WHAT YOU HAVE TO DO:
In the material below, find all lines with the string "JSON" and copy them.

Top of INPUT DATA

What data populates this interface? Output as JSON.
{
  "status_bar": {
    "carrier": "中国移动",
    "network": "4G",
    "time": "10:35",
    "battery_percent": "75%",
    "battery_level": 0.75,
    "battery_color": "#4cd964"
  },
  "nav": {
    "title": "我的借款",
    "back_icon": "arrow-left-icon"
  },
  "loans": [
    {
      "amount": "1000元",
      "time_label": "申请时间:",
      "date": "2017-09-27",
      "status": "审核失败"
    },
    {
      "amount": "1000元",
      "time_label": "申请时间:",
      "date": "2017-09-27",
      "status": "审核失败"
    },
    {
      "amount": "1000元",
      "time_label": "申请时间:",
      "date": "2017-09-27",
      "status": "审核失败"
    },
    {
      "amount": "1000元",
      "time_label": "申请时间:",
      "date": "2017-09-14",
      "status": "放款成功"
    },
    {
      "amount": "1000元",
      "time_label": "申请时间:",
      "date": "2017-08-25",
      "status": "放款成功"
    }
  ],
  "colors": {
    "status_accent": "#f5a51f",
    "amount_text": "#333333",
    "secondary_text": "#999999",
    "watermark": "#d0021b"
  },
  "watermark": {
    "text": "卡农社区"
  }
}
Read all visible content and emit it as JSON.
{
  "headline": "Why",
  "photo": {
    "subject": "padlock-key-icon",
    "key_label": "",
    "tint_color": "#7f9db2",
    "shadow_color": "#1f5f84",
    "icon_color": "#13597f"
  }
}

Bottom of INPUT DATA
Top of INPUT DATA

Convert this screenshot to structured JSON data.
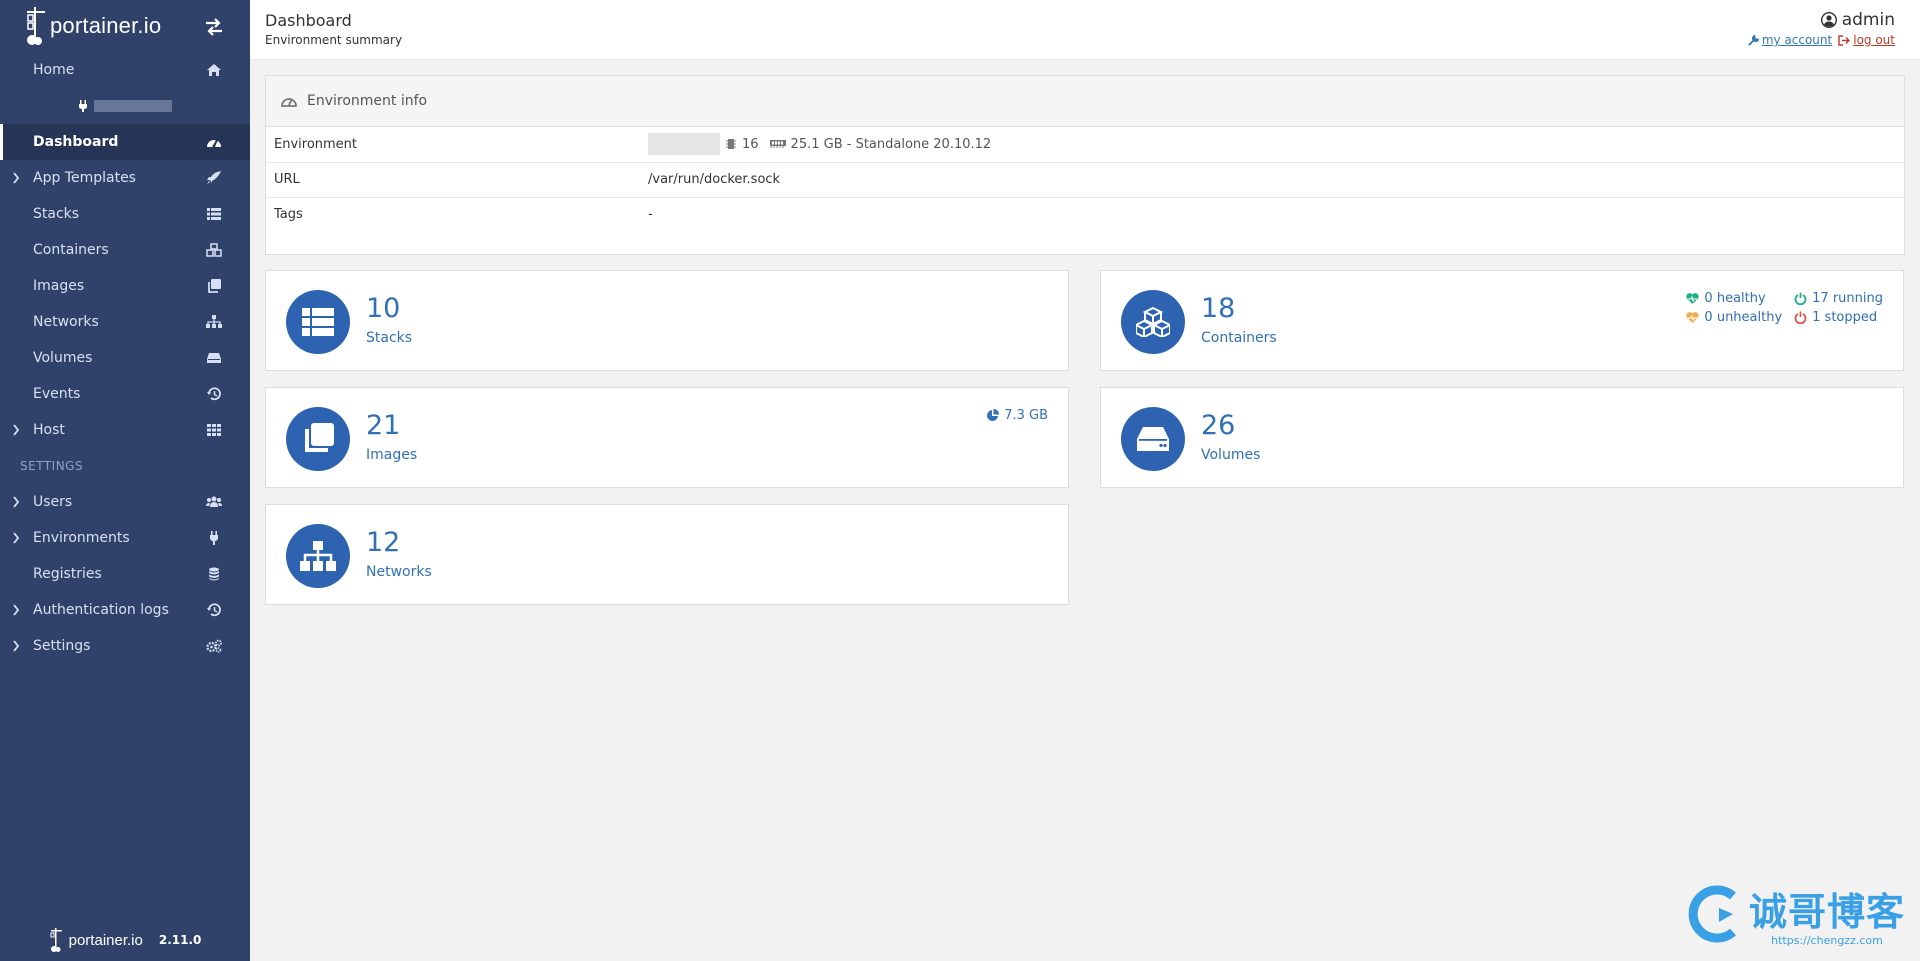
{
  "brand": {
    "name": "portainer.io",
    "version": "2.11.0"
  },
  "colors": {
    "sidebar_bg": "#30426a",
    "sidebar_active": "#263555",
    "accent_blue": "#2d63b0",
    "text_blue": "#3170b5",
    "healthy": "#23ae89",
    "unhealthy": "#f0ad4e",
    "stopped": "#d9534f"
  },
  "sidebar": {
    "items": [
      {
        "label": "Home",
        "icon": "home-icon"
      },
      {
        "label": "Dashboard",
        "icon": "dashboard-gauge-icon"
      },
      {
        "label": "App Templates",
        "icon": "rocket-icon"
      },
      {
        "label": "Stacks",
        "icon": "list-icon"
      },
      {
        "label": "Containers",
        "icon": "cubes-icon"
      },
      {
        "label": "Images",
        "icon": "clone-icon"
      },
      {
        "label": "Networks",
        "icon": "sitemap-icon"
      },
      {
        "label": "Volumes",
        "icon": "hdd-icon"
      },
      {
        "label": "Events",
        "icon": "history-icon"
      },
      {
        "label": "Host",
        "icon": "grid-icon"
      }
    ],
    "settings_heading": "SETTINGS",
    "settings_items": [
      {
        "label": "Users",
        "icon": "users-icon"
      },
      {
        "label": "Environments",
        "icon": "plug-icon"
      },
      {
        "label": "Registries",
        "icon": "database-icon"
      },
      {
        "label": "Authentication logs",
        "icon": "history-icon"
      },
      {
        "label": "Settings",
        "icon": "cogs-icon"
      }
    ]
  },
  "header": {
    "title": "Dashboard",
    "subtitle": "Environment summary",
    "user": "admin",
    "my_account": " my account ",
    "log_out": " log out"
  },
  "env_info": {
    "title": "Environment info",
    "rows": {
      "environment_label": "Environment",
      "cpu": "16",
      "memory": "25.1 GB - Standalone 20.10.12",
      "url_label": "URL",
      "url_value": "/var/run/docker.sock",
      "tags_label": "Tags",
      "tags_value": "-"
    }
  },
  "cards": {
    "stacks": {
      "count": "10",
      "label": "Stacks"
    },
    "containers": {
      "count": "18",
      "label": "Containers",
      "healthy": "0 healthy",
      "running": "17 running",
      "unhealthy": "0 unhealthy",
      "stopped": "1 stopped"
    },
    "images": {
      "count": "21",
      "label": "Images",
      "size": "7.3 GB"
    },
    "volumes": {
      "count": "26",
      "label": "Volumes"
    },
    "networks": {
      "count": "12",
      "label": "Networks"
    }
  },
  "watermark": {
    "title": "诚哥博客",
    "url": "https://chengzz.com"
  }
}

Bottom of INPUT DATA
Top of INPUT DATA

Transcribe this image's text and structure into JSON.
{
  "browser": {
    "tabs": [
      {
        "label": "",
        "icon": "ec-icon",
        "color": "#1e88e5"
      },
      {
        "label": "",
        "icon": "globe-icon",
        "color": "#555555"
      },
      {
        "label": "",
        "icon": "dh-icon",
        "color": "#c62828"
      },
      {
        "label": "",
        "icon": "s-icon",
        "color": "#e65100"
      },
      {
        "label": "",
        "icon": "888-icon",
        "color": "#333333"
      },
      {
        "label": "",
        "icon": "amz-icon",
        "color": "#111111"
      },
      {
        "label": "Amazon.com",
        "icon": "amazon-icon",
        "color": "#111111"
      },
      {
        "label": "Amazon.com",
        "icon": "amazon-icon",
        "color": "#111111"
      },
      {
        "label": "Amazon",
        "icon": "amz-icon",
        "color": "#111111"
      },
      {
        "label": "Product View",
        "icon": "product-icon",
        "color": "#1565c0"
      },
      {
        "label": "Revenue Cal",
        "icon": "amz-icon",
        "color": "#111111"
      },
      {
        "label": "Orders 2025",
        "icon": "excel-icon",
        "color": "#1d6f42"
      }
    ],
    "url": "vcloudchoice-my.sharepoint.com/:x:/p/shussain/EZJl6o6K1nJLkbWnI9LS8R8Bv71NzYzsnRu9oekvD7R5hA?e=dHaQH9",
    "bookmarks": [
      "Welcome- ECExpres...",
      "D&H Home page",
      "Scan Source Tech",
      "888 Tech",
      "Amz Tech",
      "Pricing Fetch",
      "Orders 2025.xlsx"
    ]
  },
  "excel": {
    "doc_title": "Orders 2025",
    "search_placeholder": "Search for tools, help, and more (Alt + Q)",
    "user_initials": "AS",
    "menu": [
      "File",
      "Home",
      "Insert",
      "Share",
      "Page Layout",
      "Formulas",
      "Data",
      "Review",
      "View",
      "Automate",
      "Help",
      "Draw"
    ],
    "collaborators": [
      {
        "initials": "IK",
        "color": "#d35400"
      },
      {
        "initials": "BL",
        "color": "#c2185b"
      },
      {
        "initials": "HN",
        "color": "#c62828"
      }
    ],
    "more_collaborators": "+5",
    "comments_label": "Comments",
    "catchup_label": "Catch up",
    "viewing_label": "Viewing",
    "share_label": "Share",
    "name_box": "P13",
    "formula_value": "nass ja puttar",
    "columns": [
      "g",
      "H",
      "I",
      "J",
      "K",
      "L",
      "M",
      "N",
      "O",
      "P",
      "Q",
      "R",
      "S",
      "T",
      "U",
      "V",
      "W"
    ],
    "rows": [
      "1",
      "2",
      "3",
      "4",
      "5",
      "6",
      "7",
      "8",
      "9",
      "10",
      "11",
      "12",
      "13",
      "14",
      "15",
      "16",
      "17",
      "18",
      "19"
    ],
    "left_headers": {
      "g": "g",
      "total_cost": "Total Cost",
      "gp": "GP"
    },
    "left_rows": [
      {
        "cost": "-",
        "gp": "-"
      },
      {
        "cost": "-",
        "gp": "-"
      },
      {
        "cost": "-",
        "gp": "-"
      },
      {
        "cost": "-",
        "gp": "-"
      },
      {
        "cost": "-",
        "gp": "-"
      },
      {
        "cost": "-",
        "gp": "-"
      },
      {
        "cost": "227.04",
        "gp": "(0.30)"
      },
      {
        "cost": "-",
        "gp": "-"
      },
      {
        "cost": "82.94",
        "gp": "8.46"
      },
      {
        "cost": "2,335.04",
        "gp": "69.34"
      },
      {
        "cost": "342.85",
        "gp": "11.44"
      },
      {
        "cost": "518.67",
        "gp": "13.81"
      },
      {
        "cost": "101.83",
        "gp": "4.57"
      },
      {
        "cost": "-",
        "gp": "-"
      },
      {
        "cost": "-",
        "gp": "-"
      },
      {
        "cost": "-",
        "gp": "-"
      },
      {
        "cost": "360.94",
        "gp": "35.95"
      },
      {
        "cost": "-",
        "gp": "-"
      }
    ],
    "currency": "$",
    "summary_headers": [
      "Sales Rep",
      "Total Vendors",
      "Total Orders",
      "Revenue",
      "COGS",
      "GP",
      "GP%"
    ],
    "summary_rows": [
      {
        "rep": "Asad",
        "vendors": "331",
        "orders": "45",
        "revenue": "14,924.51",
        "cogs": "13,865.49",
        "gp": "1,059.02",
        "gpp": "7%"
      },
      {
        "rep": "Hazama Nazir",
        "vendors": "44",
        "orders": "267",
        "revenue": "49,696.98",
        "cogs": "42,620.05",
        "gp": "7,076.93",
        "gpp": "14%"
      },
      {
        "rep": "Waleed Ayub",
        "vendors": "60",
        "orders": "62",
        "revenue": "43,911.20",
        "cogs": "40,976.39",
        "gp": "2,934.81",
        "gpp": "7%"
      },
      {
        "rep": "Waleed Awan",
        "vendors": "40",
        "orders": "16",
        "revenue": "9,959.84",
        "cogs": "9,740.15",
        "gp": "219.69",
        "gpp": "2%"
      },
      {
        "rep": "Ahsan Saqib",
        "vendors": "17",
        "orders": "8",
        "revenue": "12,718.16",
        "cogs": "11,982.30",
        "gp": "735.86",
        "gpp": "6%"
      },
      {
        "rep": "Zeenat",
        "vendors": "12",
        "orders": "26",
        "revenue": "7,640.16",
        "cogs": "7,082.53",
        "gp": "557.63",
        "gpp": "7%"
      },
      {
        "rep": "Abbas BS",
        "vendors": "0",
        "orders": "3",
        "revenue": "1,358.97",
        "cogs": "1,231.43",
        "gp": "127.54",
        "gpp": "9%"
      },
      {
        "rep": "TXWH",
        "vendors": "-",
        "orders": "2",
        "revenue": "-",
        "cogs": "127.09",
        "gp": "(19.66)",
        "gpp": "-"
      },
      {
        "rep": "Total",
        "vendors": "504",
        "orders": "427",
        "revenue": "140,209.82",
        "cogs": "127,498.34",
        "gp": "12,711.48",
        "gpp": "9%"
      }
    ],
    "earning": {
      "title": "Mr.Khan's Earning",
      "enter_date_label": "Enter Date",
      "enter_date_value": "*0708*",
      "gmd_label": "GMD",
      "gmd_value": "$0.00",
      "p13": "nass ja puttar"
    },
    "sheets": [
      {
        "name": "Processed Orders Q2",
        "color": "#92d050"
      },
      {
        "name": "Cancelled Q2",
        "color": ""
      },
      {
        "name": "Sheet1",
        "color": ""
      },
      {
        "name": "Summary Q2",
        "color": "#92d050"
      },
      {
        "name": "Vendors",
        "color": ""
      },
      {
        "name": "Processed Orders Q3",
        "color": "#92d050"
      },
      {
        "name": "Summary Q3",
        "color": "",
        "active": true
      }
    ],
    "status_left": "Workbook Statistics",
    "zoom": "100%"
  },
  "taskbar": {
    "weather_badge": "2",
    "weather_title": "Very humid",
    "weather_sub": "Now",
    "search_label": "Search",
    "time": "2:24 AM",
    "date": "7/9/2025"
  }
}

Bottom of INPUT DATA

TASK OUTPUT:
What data populates this interface? Output as JSON.
Read all visible content and emit it as JSON.
Convert this screenshot to structured JSON data.
Transcribe this image's text and structure into JSON.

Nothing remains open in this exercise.